This comes out as a man of throne plus earth. So here we have some words here. There ensure in British English, with a with an implied indifferent in American English, here, they’re unsure, okay, now the final part of this session should be dedicated to the discussion of transcription to practicing a good exercise would be this one here, where you present your students, a Transcription result that contains a lot of mistakes and these mistakes can be of a formal kind.

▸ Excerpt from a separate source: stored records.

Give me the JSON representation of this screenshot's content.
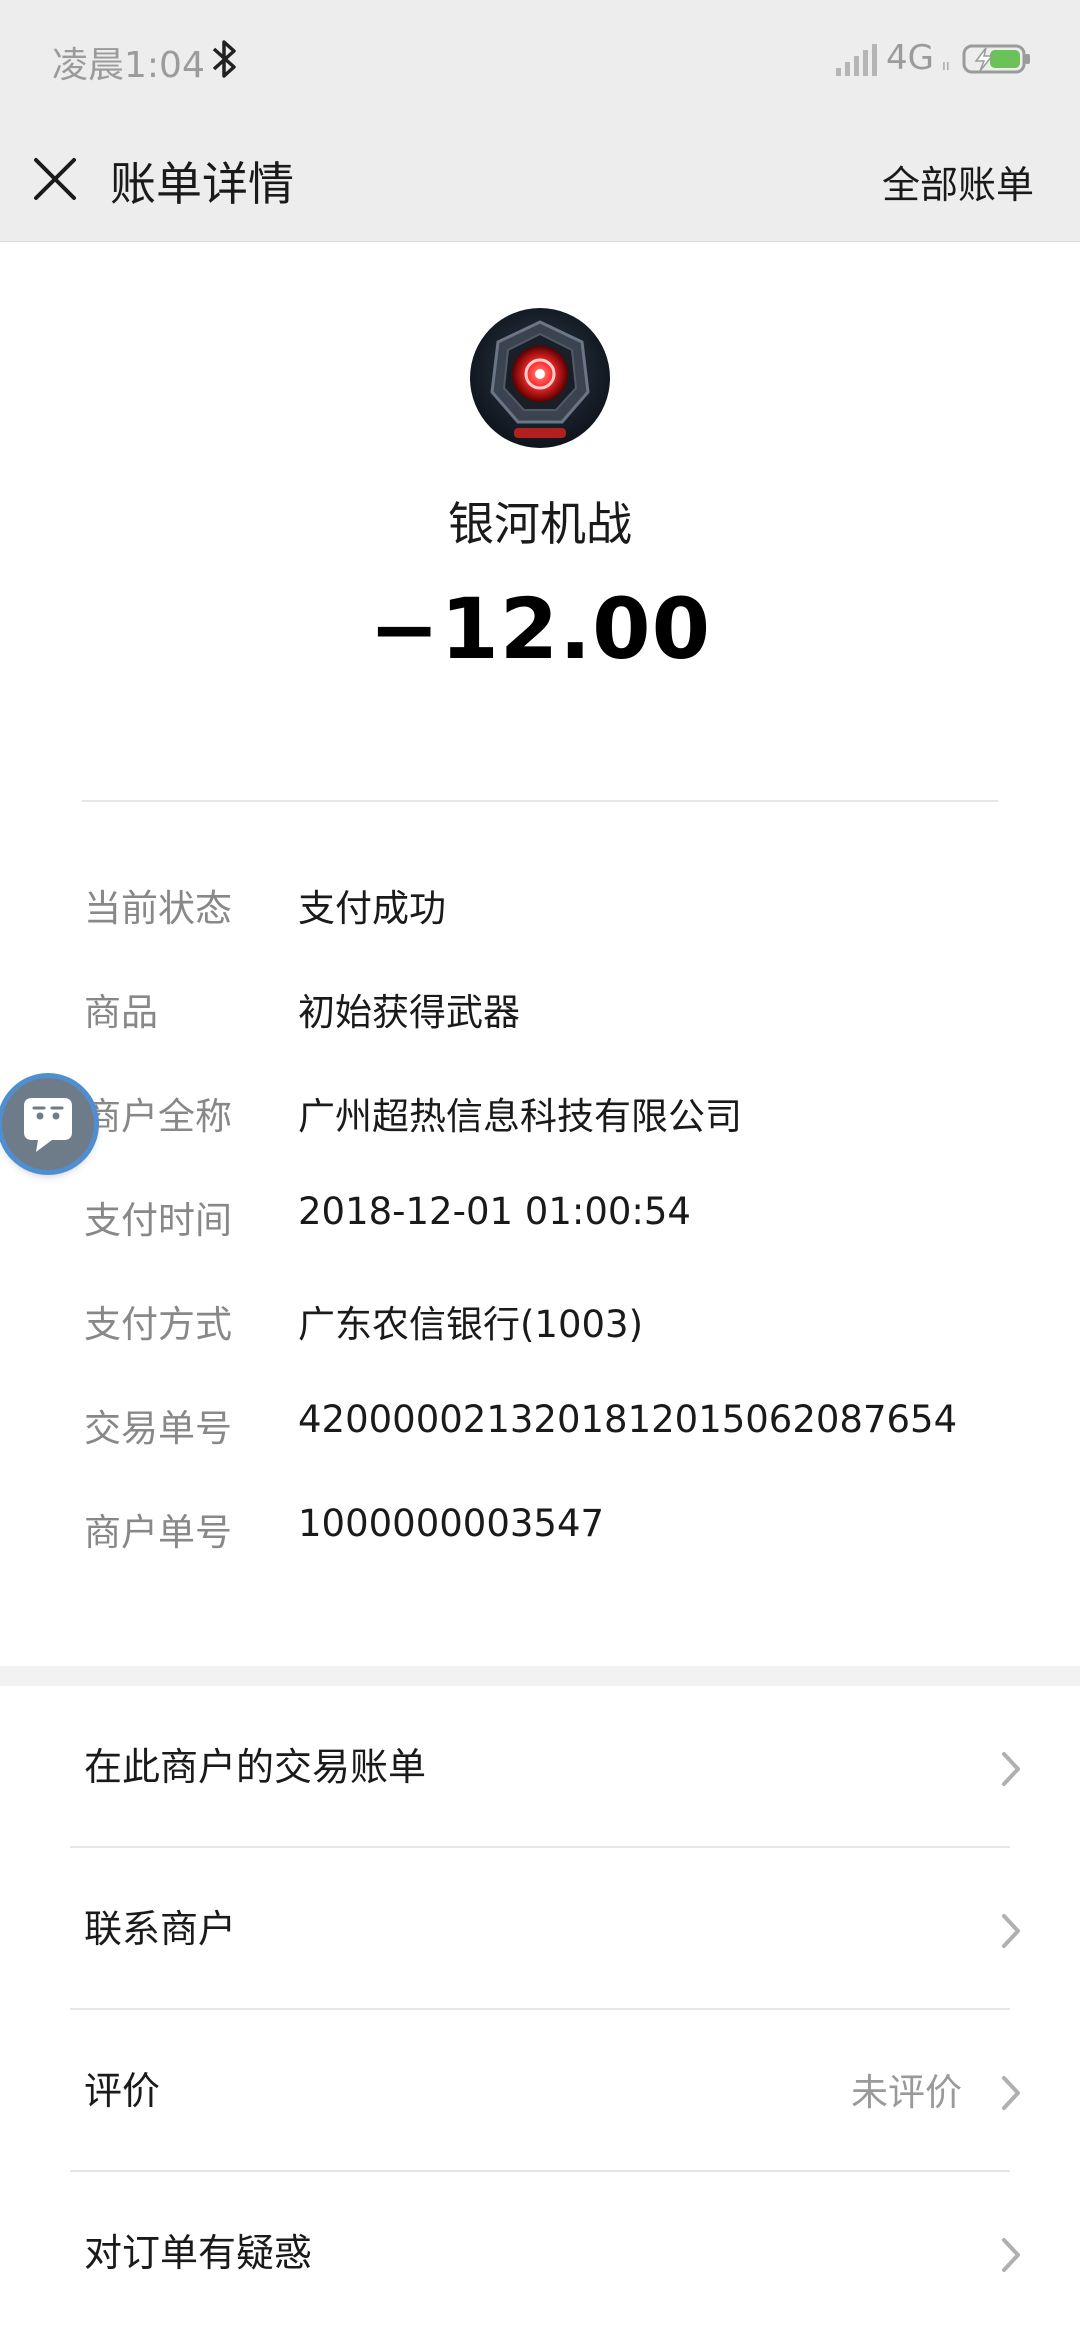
{
  "status_bar": {
    "time": "凌晨1:04",
    "network": "4G",
    "network_sub": "ıı"
  },
  "nav": {
    "title": "账单详情",
    "right_link": "全部账单"
  },
  "header": {
    "merchant_name": "银河机战",
    "amount": "−12.00"
  },
  "details": [
    {
      "label": "当前状态",
      "value": "支付成功"
    },
    {
      "label": "商品",
      "value": "初始获得武器"
    },
    {
      "label": "商户全称",
      "value": "广州超热信息科技有限公司"
    },
    {
      "label": "支付时间",
      "value": "2018-12-01 01:00:54"
    },
    {
      "label": "支付方式",
      "value": "广东农信银行(1003)"
    },
    {
      "label": "交易单号",
      "value": "4200000213201812015062087654"
    },
    {
      "label": "商户单号",
      "value": "1000000003547"
    }
  ],
  "menu": [
    {
      "label": "在此商户的交易账单",
      "extra": ""
    },
    {
      "label": "联系商户",
      "extra": ""
    },
    {
      "label": "评价",
      "extra": "未评价"
    },
    {
      "label": "对订单有疑惑",
      "extra": ""
    }
  ],
  "colors": {
    "bar_background": "#ededed",
    "label_gray": "#888888",
    "battery_green": "#6ac259"
  }
}
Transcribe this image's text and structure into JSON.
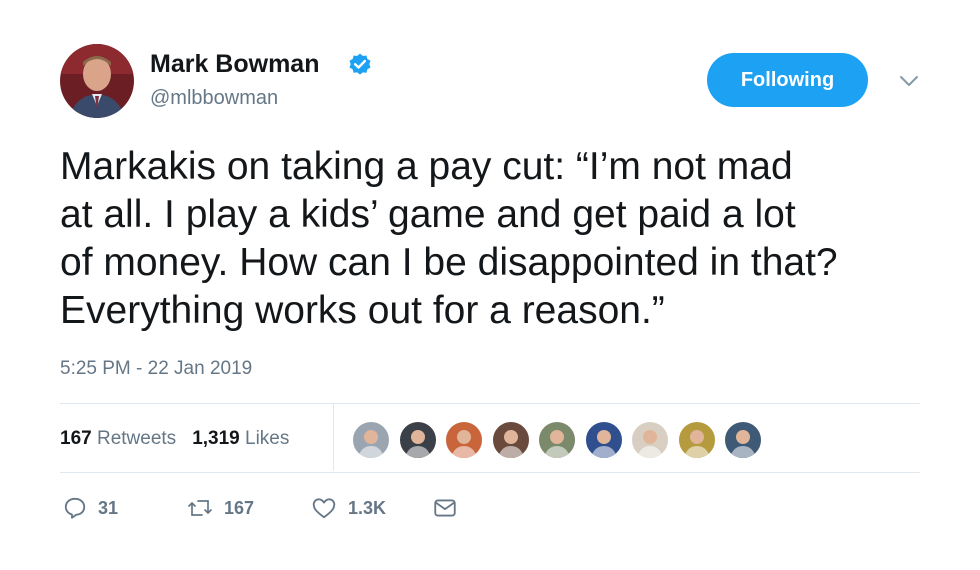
{
  "author": {
    "name": "Mark Bowman",
    "handle": "@mlbbowman",
    "verified": true,
    "avatar_icon": "user-avatar-photo"
  },
  "follow_button": {
    "label": "Following",
    "color": "#1da1f2"
  },
  "menu_icon": "chevron-down-icon",
  "tweet": {
    "lines": [
      "Markakis on taking a pay cut: “I’m not mad",
      "at all. I play a kids’ game and get paid a lot",
      "of money. How can I be disappointed in that?",
      "Everything works out for a reason.”"
    ]
  },
  "timestamp": "5:25 PM - 22 Jan 2019",
  "stats": {
    "retweets_count": "167",
    "retweets_label": "Retweets",
    "likes_count": "1,319",
    "likes_label": "Likes"
  },
  "liker_faces": [
    {
      "name": "liker-avatar-1",
      "bg": "#9aa5b1"
    },
    {
      "name": "liker-avatar-2",
      "bg": "#3b3f47"
    },
    {
      "name": "liker-avatar-3",
      "bg": "#c9653a"
    },
    {
      "name": "liker-avatar-4",
      "bg": "#6a4a3c"
    },
    {
      "name": "liker-avatar-5",
      "bg": "#7b8a6b"
    },
    {
      "name": "liker-avatar-6",
      "bg": "#2f4f8f"
    },
    {
      "name": "liker-avatar-7",
      "bg": "#d8cfc2"
    },
    {
      "name": "liker-avatar-8",
      "bg": "#b59a3e"
    },
    {
      "name": "liker-avatar-9",
      "bg": "#3f5a77"
    }
  ],
  "actions": {
    "reply_count": "31",
    "retweet_count": "167",
    "like_count": "1.3K"
  },
  "colors": {
    "text": "#14171a",
    "secondary": "#657786",
    "divider": "#e1e8ed",
    "accent": "#1da1f2"
  }
}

So, for example, and I’ll leave that to you we’re not giving this Ellucian here, perhaps just the headline. The headline contains some mistakes, so our four lettered friends, where are the main mistakes? Annina? Well, I think because, as you know, if, whereas you just have said the art, isn’t there and mercy pronunciation, so we get rid of that. Yes, and here has to be the SWOT, I think grateful occurred.
Yes, and this is normal II friends. Yes, I’m salon is not used in RP. Ok, I think here when you thanks mark yes for the difference. Sometimes we have trouble writing here, but it’s we all know. It must be this. This vowel in the first case, so our four lettered friends well and you can do the rest at home. Finally, depending on the time you have in class, you could present your students with a transcription exercise, give them a text, give them five minutes.
Let them do the transcription and eventually show them the results, and of course they can do. The rest at home then continue at home, and this could be a nice homework too. But you know, according to the inverted classroom model, you don’t have real homeworks. We do everything in class, okay, let’s summarize well after this in class meeting and the e-learning unit, the sound system of RP prior to it, everyone should not only be able to list and classify the RP phonemes, but also to transcribe RP words in simple phrases: the Transcription of connected speech might still be a problem, but that does not matter at this point.
We will tackle that in the unit present-day English connected speech and in the respective a lecture. So let us stop here, but not without reminding the students to finish the last two tasks: the corrections of errors and the completion of the transcription. The solutions by the way can be found on the virtual linguistics campus. So thank you all for your patience. Thank you very much’, Nina for your support, just-just.
She said that’s bye-bye in German, okay, that’s it for now!